The Hygienic School started as a night school in the basement of Steelton’s Monumental A.M.E. Church and by 1890 needed larger more space for the expanding student body. One of the first organized protests by Steelton's Black population against the discriminatory practices of the school board was in 1890 when the board attempted to place the Black students in an old, ramshackle hall. Blackwell and Joseph Hill organized the American Protective Association to oppose the school board's plans. The Association demanded that appropriate schoolrooms be built for the community's Black children, or that they be given separate rooms in the high school. A compromise was made when someone suggested that the two rooms in the Hygienic Hill School could be used.
The commitment to education shown by Steelton's Black community was found in the strong role of the Black churches in support of the Hygienic School. Graduation ceremonies for Hygienic students completing the eighth grade were often held at local churches.

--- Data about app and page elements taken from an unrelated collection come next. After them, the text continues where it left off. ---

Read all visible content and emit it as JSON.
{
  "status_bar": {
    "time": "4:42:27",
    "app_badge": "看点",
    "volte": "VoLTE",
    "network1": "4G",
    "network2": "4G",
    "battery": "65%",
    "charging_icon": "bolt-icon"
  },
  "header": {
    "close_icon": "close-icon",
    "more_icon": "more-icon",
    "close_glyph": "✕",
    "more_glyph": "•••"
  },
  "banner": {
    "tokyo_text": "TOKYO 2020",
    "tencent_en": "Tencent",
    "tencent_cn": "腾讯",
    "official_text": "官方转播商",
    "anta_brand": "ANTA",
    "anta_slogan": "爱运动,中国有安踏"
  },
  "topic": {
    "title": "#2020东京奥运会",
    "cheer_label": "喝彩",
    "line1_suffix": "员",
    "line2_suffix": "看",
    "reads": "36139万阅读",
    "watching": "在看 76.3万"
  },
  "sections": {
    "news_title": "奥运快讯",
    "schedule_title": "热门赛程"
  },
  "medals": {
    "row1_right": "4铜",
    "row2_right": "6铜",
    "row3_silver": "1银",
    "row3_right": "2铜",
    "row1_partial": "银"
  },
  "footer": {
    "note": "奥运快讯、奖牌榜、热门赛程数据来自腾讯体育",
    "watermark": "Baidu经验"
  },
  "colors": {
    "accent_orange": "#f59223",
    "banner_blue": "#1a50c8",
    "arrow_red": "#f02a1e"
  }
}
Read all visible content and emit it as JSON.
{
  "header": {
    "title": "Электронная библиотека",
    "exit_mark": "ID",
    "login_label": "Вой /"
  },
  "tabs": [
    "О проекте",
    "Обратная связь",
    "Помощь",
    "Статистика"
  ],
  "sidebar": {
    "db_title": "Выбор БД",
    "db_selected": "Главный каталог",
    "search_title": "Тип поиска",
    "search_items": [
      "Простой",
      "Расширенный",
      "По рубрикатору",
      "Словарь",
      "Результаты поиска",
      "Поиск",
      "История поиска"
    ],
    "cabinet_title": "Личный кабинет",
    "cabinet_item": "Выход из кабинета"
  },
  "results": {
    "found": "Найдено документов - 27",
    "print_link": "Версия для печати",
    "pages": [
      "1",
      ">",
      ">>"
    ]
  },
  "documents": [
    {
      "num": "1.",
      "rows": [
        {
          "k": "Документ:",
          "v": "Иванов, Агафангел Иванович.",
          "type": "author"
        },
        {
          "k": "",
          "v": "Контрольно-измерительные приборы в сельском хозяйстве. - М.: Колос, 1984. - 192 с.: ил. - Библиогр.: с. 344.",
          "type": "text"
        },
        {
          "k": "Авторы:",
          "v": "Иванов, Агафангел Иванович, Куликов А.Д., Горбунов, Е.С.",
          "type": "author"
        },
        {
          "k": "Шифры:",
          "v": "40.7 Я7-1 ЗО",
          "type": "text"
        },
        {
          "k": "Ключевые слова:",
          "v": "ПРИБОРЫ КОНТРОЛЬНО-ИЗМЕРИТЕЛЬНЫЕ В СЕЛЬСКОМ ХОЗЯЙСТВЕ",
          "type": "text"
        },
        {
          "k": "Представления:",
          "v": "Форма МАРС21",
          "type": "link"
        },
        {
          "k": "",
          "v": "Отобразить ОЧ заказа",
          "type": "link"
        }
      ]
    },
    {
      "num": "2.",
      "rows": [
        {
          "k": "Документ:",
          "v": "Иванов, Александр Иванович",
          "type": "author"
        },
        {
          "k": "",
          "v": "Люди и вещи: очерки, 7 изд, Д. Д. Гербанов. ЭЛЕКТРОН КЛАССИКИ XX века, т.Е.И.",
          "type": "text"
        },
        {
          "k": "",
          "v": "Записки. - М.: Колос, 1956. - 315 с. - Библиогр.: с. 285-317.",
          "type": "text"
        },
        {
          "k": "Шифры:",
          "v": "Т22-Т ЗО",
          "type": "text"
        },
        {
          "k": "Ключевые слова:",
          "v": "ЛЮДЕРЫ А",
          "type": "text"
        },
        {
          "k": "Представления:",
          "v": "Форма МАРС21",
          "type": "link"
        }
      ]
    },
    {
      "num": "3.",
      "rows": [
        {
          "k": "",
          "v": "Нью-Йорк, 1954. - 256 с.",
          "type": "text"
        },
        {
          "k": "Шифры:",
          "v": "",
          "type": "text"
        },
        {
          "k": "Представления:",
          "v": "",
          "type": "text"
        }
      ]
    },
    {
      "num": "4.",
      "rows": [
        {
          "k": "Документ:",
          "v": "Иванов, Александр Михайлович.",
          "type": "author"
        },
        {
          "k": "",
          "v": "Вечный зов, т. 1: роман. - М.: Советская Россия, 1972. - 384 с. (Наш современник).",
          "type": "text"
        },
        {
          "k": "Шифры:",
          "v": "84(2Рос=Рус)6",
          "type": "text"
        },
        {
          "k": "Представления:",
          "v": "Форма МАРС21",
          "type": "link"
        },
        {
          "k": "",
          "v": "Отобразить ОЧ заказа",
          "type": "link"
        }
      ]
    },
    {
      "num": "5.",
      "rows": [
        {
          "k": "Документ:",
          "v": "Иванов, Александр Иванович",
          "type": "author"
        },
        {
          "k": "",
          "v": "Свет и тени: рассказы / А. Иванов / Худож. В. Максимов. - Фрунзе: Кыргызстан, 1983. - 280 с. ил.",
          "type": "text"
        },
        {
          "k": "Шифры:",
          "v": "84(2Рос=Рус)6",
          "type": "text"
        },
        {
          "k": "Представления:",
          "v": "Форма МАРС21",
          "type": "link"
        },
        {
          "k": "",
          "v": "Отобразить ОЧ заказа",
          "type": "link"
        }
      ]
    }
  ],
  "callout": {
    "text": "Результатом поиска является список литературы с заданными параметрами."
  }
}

When Steelton's Black citizens found that their children who persevered through four more years at Steelton High School were barred from joining the all-white alumni association, they formed the Douglass Association. Named for Frederick Douglass, its published aims were encouraging education among the local Black community and the "mental and moral improvement of its members". The Hygienic School continued to have an all-Black enrollment through the 1960's as the Supreme Court mandated integration of Pennsylvania public schools was instituted throughout the commonwealth.
Although the building was torn down in 1974, Steelton residents and school alumni hold fond memories of the school and its teachers. Many recall the close relationship between the teachers and students, and believe that their education was equal to, if not better than, that received by the students at better-funded and equipped white schools. "There's no one who attended that school that isn't proud to say so," declared Hygienic School alumni Clayton Carelock at a recent discussion about the school's history.
Instead of being a sore reminder of racial segregation, the Hygienic School stood as a proud symbol of a community's commitment to education and self-reliance.
Gerald G. Eggert, Harrisburg Industrializes:
The Coming of Factories to an American Community
The Pennsylvania State University Press
University Park, PA, 1993), pages 91-97.